Emerging technology fields, like the one I work in, will continue to grow throughout the next decades and shape the employment market in new ways. Many current and rising young professionals will find themselves working in positions for tech companies that didn’t exist when they were born. Forging new career paths can be an exciting journey for many young professionals; on the other hand, the uncertainty can also be a source of worry as we try to navigate the future of emerging technologies and economic volatility. My main advice for those considering a career in an emerging field can be boiled down to two points: stay flexible and find your own ways to measure your success.
"Stay flexible and find your own ways to measure your success."
Stay flexible when deciding what classes or work projects might help you learn new skills for the future—look for things that will challenge what you’re used to doing and provide you with a new perspective on a topic. Some of the best experiences I’ve had in my professional career came from simply saying yes to joining a phone call on a topic I didn’t have a lot of experience handling.
Challenge yourself by saying yes to meetings or projects you haven’t in the past and step out of your usual comfort zone. Practicing flexibility will not only probably impress your bosses and co-workers, but it will also help you grow your professional opportunities and skills for whatever future lies ahead.

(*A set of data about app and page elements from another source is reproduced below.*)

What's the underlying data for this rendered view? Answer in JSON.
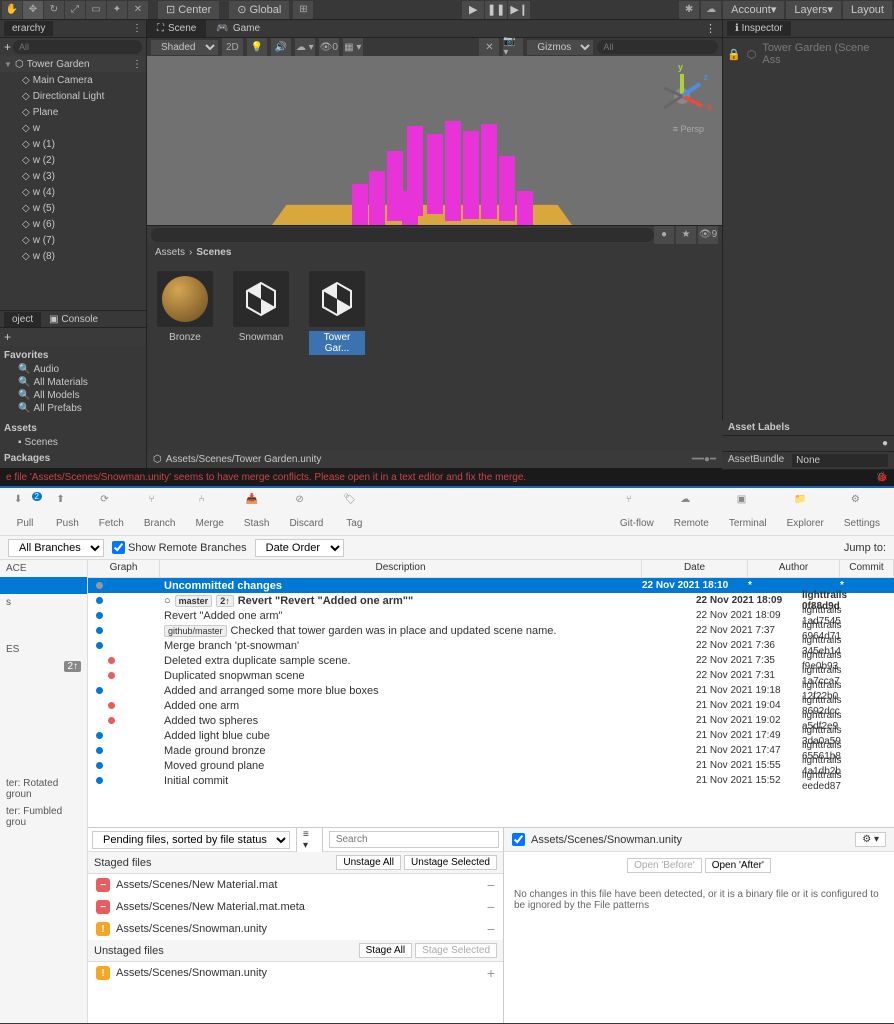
{
  "unity": {
    "toolbar": {
      "center": "Center",
      "global": "Global",
      "account": "Account",
      "layers": "Layers",
      "layout": "Layout"
    },
    "hierarchy": {
      "title": "erarchy",
      "search": "All",
      "root": "Tower Garden",
      "items": [
        "Main Camera",
        "Directional Light",
        "Plane",
        "w",
        "w (1)",
        "w (2)",
        "w (3)",
        "w (4)",
        "w (5)",
        "w (6)",
        "w (7)",
        "w (8)"
      ]
    },
    "tabs": {
      "scene": "Scene",
      "game": "Game"
    },
    "scene_toolbar": {
      "shaded": "Shaded",
      "mode2d": "2D",
      "gizmos": "Gizmos",
      "search": "All"
    },
    "gizmo": {
      "x": "x",
      "y": "y",
      "z": "z",
      "persp": "Persp"
    },
    "scene_path": "Assets/Scenes/Tower Garden.unity",
    "project": {
      "tab_project": "oject",
      "tab_console": "Console",
      "favorites": "Favorites",
      "fav_items": [
        "Audio",
        "All Materials",
        "All Models",
        "All Prefabs"
      ],
      "assets_header": "Assets",
      "scenes_item": "Scenes",
      "packages": "Packages",
      "breadcrumb_assets": "Assets",
      "breadcrumb_scenes": "Scenes",
      "counter": "9",
      "items": [
        {
          "name": "Bronze",
          "type": "material"
        },
        {
          "name": "Snowman",
          "type": "scene"
        },
        {
          "name": "Tower Gar...",
          "type": "scene",
          "selected": true
        }
      ]
    },
    "inspector": {
      "title": "Inspector",
      "asset_title": "Tower Garden (Scene Ass",
      "labels": "Asset Labels",
      "bundle": "AssetBundle",
      "bundle_val": "None"
    },
    "error": "e file 'Assets/Scenes/Snowman.unity' seems to have merge conflicts. Please open it in a text editor and fix the merge."
  },
  "sourcetree": {
    "toolbar": [
      {
        "label": "Pull",
        "badge": "2"
      },
      {
        "label": "Push"
      },
      {
        "label": "Fetch"
      },
      {
        "label": "Branch"
      },
      {
        "label": "Merge"
      },
      {
        "label": "Stash"
      },
      {
        "label": "Discard"
      },
      {
        "label": "Tag"
      }
    ],
    "toolbar_right": [
      "Git-flow",
      "Remote",
      "Terminal",
      "Explorer",
      "Settings"
    ],
    "filter": {
      "branches": "All Branches",
      "remote": "Show Remote Branches",
      "order": "Date Order",
      "jump": "Jump to:"
    },
    "sidebar": {
      "space": "ACE",
      "badge_item": "ES",
      "stash1": "ter: Rotated groun",
      "stash2": "ter: Fumbled grou"
    },
    "columns": {
      "graph": "Graph",
      "desc": "Description",
      "date": "Date",
      "author": "Author",
      "commit": "Commit"
    },
    "commits": [
      {
        "desc": "Uncommitted changes",
        "date": "22 Nov 2021 18:10",
        "author": "*",
        "commit": "*",
        "uncommitted": true
      },
      {
        "desc": "Revert \"Revert \"Added one arm\"\"",
        "tags": [
          "master",
          "2↑"
        ],
        "date": "22 Nov 2021 18:09",
        "author": "lighttrails <lightt",
        "commit": "0f88d9d",
        "bold": true,
        "head": true
      },
      {
        "desc": "Revert \"Added one arm\"",
        "date": "22 Nov 2021 18:09",
        "author": "lighttrails <lighttra",
        "commit": "1ad7545"
      },
      {
        "desc": "Checked that tower garden was in place and updated scene name.",
        "tags": [
          "github/master"
        ],
        "date": "22 Nov 2021 7:37",
        "author": "lighttrails <lighttra",
        "commit": "6964d71"
      },
      {
        "desc": "Merge branch 'pt-snowman'",
        "date": "22 Nov 2021 7:36",
        "author": "lighttrails <lighttra",
        "commit": "345eb14"
      },
      {
        "desc": "Deleted extra duplicate sample scene.",
        "date": "22 Nov 2021 7:35",
        "author": "lighttrails <lighttra",
        "commit": "f9e0b93"
      },
      {
        "desc": "Duplicated snopwman scene",
        "date": "22 Nov 2021 7:31",
        "author": "lighttrails <lighttra",
        "commit": "1a7cca7"
      },
      {
        "desc": "Added and arranged some more blue boxes",
        "date": "21 Nov 2021 19:18",
        "author": "lighttrails <lighttra",
        "commit": "12f22b0"
      },
      {
        "desc": "Added one arm",
        "date": "21 Nov 2021 19:04",
        "author": "lighttrails <lighttra",
        "commit": "8692dcc"
      },
      {
        "desc": "Added two spheres",
        "date": "21 Nov 2021 19:02",
        "author": "lighttrails <lighttra",
        "commit": "a5df2e9"
      },
      {
        "desc": "Added light blue cube",
        "date": "21 Nov 2021 17:49",
        "author": "lighttrails <lighttra",
        "commit": "3da0a59"
      },
      {
        "desc": "Made ground bronze",
        "date": "21 Nov 2021 17:47",
        "author": "lighttrails <lighttra",
        "commit": "65561b8"
      },
      {
        "desc": "Moved ground plane",
        "date": "21 Nov 2021 15:55",
        "author": "lighttrails <lighttra",
        "commit": "4a1db2b"
      },
      {
        "desc": "Initial commit",
        "date": "21 Nov 2021 15:52",
        "author": "lighttrails <lighttra",
        "commit": "eeded87"
      }
    ],
    "pending": "Pending files, sorted by file status",
    "search_placeholder": "Search",
    "staged": {
      "header": "Staged files",
      "unstage_all": "Unstage All",
      "unstage_sel": "Unstage Selected",
      "files": [
        {
          "name": "Assets/Scenes/New Material.mat",
          "icon": "removed"
        },
        {
          "name": "Assets/Scenes/New Material.mat.meta",
          "icon": "removed"
        },
        {
          "name": "Assets/Scenes/Snowman.unity",
          "icon": "warning"
        }
      ]
    },
    "unstaged": {
      "header": "Unstaged files",
      "stage_all": "Stage All",
      "stage_sel": "Stage Selected",
      "files": [
        {
          "name": "Assets/Scenes/Snowman.unity",
          "icon": "warning"
        }
      ]
    },
    "diff": {
      "file": "Assets/Scenes/Snowman.unity",
      "open_before": "Open 'Before'",
      "open_after": "Open 'After'",
      "message": "No changes in this file have been detected, or it is a binary file or it is configured to be ignored by the File patterns"
    }
  }
}
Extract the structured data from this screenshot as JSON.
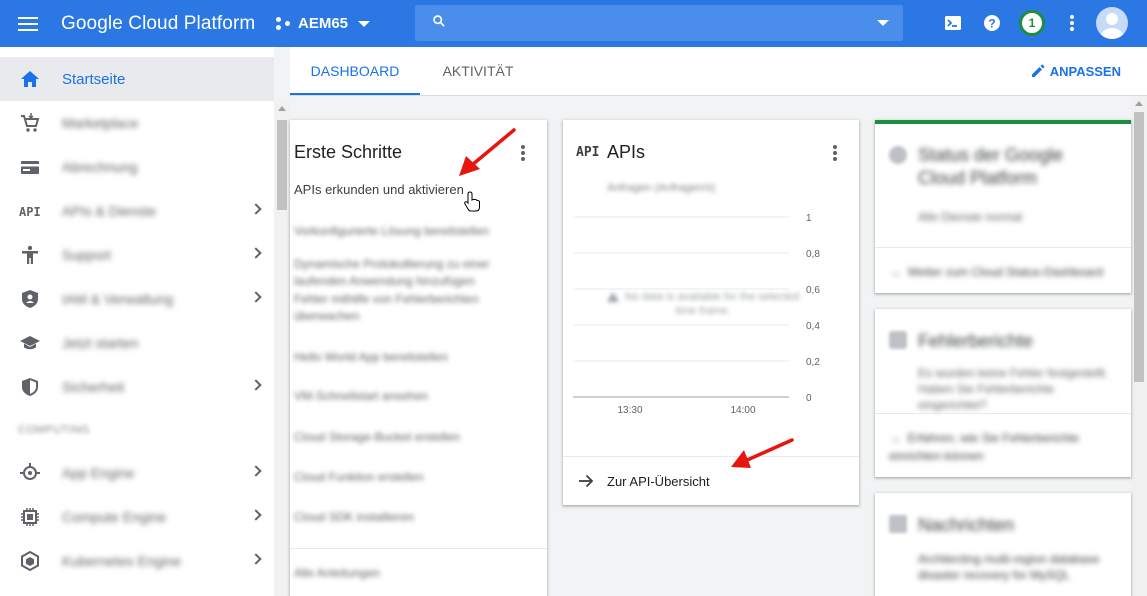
{
  "header": {
    "brand": "Google Cloud Platform",
    "project": "AEM65",
    "search_placeholder": "",
    "notification_count": "1"
  },
  "sidebar": {
    "items": [
      {
        "label": "Startseite",
        "icon": "home-icon",
        "active": true,
        "chevron": false
      },
      {
        "label": "Marketplace",
        "icon": "cart-icon",
        "chevron": false
      },
      {
        "label": "Abrechnung",
        "icon": "billing-icon",
        "chevron": false
      },
      {
        "label": "APIs & Dienste",
        "icon": "api-icon",
        "chevron": true
      },
      {
        "label": "Support",
        "icon": "support-icon",
        "chevron": true
      },
      {
        "label": "IAM & Verwaltung",
        "icon": "shield-icon",
        "chevron": true
      },
      {
        "label": "Jetzt starten",
        "icon": "graduation-cap-icon",
        "chevron": false
      },
      {
        "label": "Sicherheit",
        "icon": "security-shield-icon",
        "chevron": true
      }
    ],
    "section_label": "COMPUTING",
    "compute_items": [
      {
        "label": "App Engine",
        "icon": "app-engine-icon",
        "chevron": true
      },
      {
        "label": "Compute Engine",
        "icon": "chip-icon",
        "chevron": true
      },
      {
        "label": "Kubernetes Engine",
        "icon": "kubernetes-icon",
        "chevron": true
      }
    ]
  },
  "tabs": [
    {
      "label": "DASHBOARD",
      "active": true
    },
    {
      "label": "AKTIVITÄT",
      "active": false
    }
  ],
  "customize_label": "ANPASSEN",
  "steps_card": {
    "title": "Erste Schritte",
    "primary_link": "APIs erkunden und aktivieren",
    "links": [
      "Vorkonfigurierte Lösung bereitstellen",
      "Dynamische Protokollierung zu einer laufenden Anwendung hinzufügen",
      "Fehler mithilfe von Fehlerberichten überwachen",
      "Hello World App bereitstellen",
      "VM-Schnellstart ansehen",
      "Cloud Storage-Bucket erstellen",
      "Cloud Funktion erstellen",
      "Cloud SDK installieren"
    ],
    "footer": "Alle Anleitungen"
  },
  "apis_card": {
    "badge": "API",
    "title": "APIs",
    "chart_title": "Anfragen (Anfragen/s)",
    "no_data": "No data is available for the selected time frame.",
    "footer": "Zur API-Übersicht"
  },
  "chart_data": {
    "type": "line",
    "title": "Anfragen (Anfragen/s)",
    "xlabel": "",
    "ylabel": "",
    "x_ticks": [
      "13:30",
      "14:00"
    ],
    "y_ticks": [
      "1",
      "0,8",
      "0,6",
      "0,4",
      "0,2",
      "0"
    ],
    "ylim": [
      0,
      1
    ],
    "series": []
  },
  "status_card": {
    "title": "Status der Google Cloud Platform",
    "body": "Alle Dienste normal",
    "footer": "Weiter zum Cloud Status-Dashboard",
    "accent": "#1e8e3e"
  },
  "errors_card": {
    "title": "Fehlerberichte",
    "body": "Es wurden keine Fehler festgestellt. Haben Sie Fehlerberichte eingerichtet?",
    "footer": "Erfahren, wie Sie Fehlerberichte einrichten können"
  },
  "news_card": {
    "title": "Nachrichten",
    "body": "Architecting multi-region database disaster recovery for MySQL"
  },
  "colors": {
    "header": "#2b78e4",
    "accent": "#1a73e8",
    "annotation": "#e8140f"
  }
}
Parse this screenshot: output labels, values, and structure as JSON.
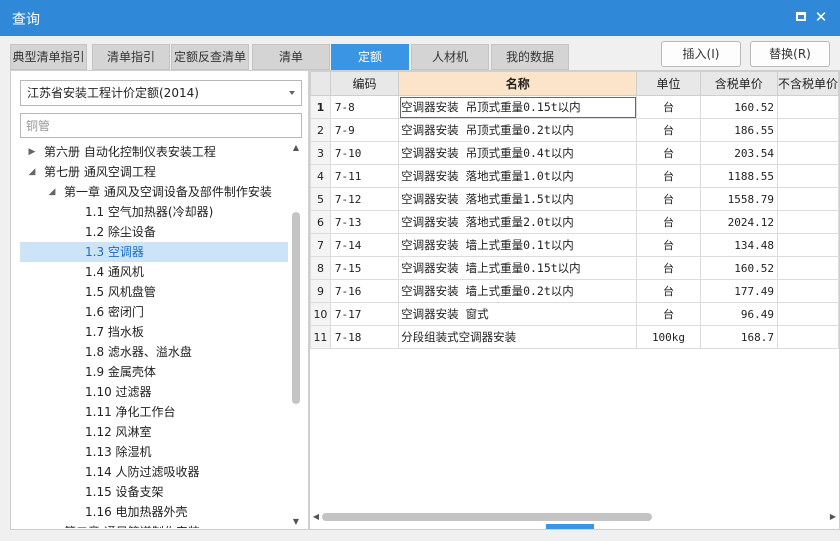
{
  "window": {
    "title": "查询"
  },
  "tabs": [
    {
      "label": "典型清单指引",
      "active": false
    },
    {
      "label": "清单指引",
      "active": false
    },
    {
      "label": "定额反查清单",
      "active": false
    },
    {
      "label": "清单",
      "active": false
    },
    {
      "label": "定额",
      "active": true
    },
    {
      "label": "人材机",
      "active": false
    },
    {
      "label": "我的数据",
      "active": false
    }
  ],
  "actions": {
    "insert": "插入(I)",
    "replace": "替换(R)"
  },
  "library": {
    "selected": "江苏省安装工程计价定额(2014)"
  },
  "search": {
    "value": "",
    "placeholder": "铜管"
  },
  "tree": [
    {
      "label": "第六册 自动化控制仪表安装工程",
      "arrow": "▶"
    },
    {
      "label": "第七册 通风空调工程",
      "arrow": "◢"
    },
    {
      "label": "第一章 通风及空调设备及部件制作安装",
      "arrow": "◢"
    },
    {
      "label": "1.1 空气加热器(冷却器)",
      "arrow": ""
    },
    {
      "label": "1.2 除尘设备",
      "arrow": ""
    },
    {
      "label": "1.3 空调器",
      "arrow": "",
      "selected": true
    },
    {
      "label": "1.4 通风机",
      "arrow": ""
    },
    {
      "label": "1.5 风机盘管",
      "arrow": ""
    },
    {
      "label": "1.6 密闭门",
      "arrow": ""
    },
    {
      "label": "1.7 挡水板",
      "arrow": ""
    },
    {
      "label": "1.8 滤水器、溢水盘",
      "arrow": ""
    },
    {
      "label": "1.9 金属壳体",
      "arrow": ""
    },
    {
      "label": "1.10 过滤器",
      "arrow": ""
    },
    {
      "label": "1.11 净化工作台",
      "arrow": ""
    },
    {
      "label": "1.12 风淋室",
      "arrow": ""
    },
    {
      "label": "1.13 除湿机",
      "arrow": ""
    },
    {
      "label": "1.14 人防过滤吸收器",
      "arrow": ""
    },
    {
      "label": "1.15 设备支架",
      "arrow": ""
    },
    {
      "label": "1.16 电加热器外壳",
      "arrow": ""
    },
    {
      "label": "第二章 通风管道制作安装",
      "arrow": "▶"
    }
  ],
  "table": {
    "headers": {
      "code": "编码",
      "name": "名称",
      "unit": "单位",
      "price_tax": "含税单价",
      "price_notax": "不含税单价"
    },
    "rows": [
      {
        "no": "1",
        "code": "7-8",
        "name": "空调器安装 吊顶式重量0.15t以内",
        "unit": "台",
        "price": "160.52"
      },
      {
        "no": "2",
        "code": "7-9",
        "name": "空调器安装 吊顶式重量0.2t以内",
        "unit": "台",
        "price": "186.55"
      },
      {
        "no": "3",
        "code": "7-10",
        "name": "空调器安装 吊顶式重量0.4t以内",
        "unit": "台",
        "price": "203.54"
      },
      {
        "no": "4",
        "code": "7-11",
        "name": "空调器安装 落地式重量1.0t以内",
        "unit": "台",
        "price": "1188.55"
      },
      {
        "no": "5",
        "code": "7-12",
        "name": "空调器安装 落地式重量1.5t以内",
        "unit": "台",
        "price": "1558.79"
      },
      {
        "no": "6",
        "code": "7-13",
        "name": "空调器安装 落地式重量2.0t以内",
        "unit": "台",
        "price": "2024.12"
      },
      {
        "no": "7",
        "code": "7-14",
        "name": "空调器安装 墙上式重量0.1t以内",
        "unit": "台",
        "price": "134.48"
      },
      {
        "no": "8",
        "code": "7-15",
        "name": "空调器安装 墙上式重量0.15t以内",
        "unit": "台",
        "price": "160.52"
      },
      {
        "no": "9",
        "code": "7-16",
        "name": "空调器安装 墙上式重量0.2t以内",
        "unit": "台",
        "price": "177.49"
      },
      {
        "no": "10",
        "code": "7-17",
        "name": "空调器安装 窗式",
        "unit": "台",
        "price": "96.49"
      },
      {
        "no": "11",
        "code": "7-18",
        "name": "分段组装式空调器安装",
        "unit": "100kg",
        "price": "168.7"
      }
    ]
  },
  "colors": {
    "titlebar": "#2f88d8",
    "active_tab": "#3a95e4",
    "selected_tree": "#cde4f7",
    "name_header": "#fbe4c9"
  }
}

"Practicing flexibility will not only probably impress your bosses and co-workers, but it will also help you grow your professional opportunities and skills for whatever future lies ahead."
My final advice for finding your own ways to measure success mostly stems from being a young millennial who’s also lived through those multiple “unprecedented events” we’ve all experienced since a young age.
I wasn’t old enough to understand what a housing crisis was in 2008, but I know the societal and personal impacts of it, along with other events that underlie many of my decisions today. As a generation defined in part by this type of turmoil, stability and reassurance from a clearly defined path for success are appealing features.
Taking a position in an emerging tech field can be fun and exciting, but it might not provide that same sense of stability and clear definition that more traditional fields will. Particularly with young companies, it can be easy to tie all of your own self-worth and feelings of professional success to the success of your company or field. And of course you should feel proud and passionate about your work! My advice is to make sure that you’re also keeping tabs on your achievements and feelings of success in ways that aren’t only linked to the success of your company or field.
"Make sure that you’re also keeping tabs on your achievements and feelings of success in ways that aren’t only linked to the success of your company or field."
Altogether, you can easily navigate your path for success with implementation of discipline and drive. Don't lose the passion you have for your work, but also take into account the good that you are doing in and out of the workplace. By doing this, you're guaranteed to thrive in whatever field you enter into, even in a profession that is new and emerging.
Connect with the author here: Tabitha Colter